Why I’d be as great a man as Fremont
Who cross’d the Rocky Mountains, didn’t freeze
And’s got a gold mine!
Little is known of Cherokee poet Tso-Le-Oh-Woh. “What an Indian Thought When He Saw the Comet” was published in The Cherokee Advocate on September 28, 1853 shortly after the Klinkerfues comet passed through the skies in that year. The poem can be found in this volume, along with the author’s only other published work, A Red Man’s Thoughts: Suggested by the eagerness of the applicants for Indian Superintendencies and Agencies.
A writer, or any man, must believe that whatever happens to him is an instrument; everything has been given for an end. This is even stronger in the case of the artist. Everything that happens, including humiliations, embarrassments, misfortunes, all has been given like clay, like material for one’s art. One must accept it. For this reason I speak in a poem of the ancient food of heroes: humiliation, unhappiness, discord. Those things are given to us to transform, so that we may make from the miserable circumstances of our lives things that are eternal, or aspire to be so.
–Jorge Luis Borges, “Blindness” in Everything and Nothing, pgs 128-129
There were the books, but I had to ask my friends the names of them. I remembered a sentence from Rudolf Steiner, in his books on anthroposophy, which was the name he gave to his theosophy. He said that when something ends, we must think that something begins. His advice is salutary, but the execution is difficult, for we only know what we have lost, not what we will gain. We have a very precise image—an image at times shameless—of what we have lost, but we are ignorant of what may follow or replace it.
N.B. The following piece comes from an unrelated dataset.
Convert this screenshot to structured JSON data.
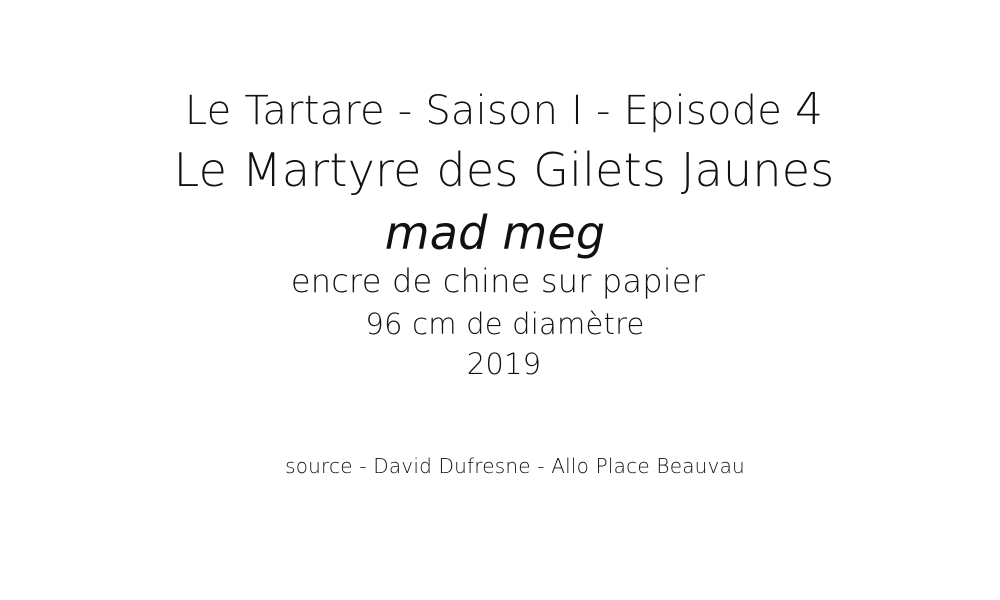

–Jorge Luis Borges, “Blindness” in Everything and Nothing, pg 118
I believe in poetry as a way of surviving the emotional chaos, spiritual confusions and traumatic events that come with being.
–Gregory Orr, The Making of Poems
Yesterday, against admonishment,
my daughter balanced on the couch back,
fell and cut her mouth.
Because I saw it happen I knew
she was not hurt, and yet
a child’s blood so red
it stops a father’s heart.
My daughter cried her tears;
I held some ice
against her lip.
That was the end of it.
Round and round: bow and kiss.
I try to teach her caution;
she tries to teach me risk.
Sundays too my father got up early
and put his clothes on in the blueblack cold,
then with cracked hands that ached
from labor in the weekday weather made
banked fires blaze. No one ever thanked him.
I’d wake and hear the cold splintering, breaking.
When the rooms were warm, he’d call,
and slowly I would rise and dress,
fearing the chronic angers of that house,
Speaking indifferently to him,
who had driven out the cold
and polished my good shoes as well.
What did I know, what did I know
of love’s austere and lonely offices?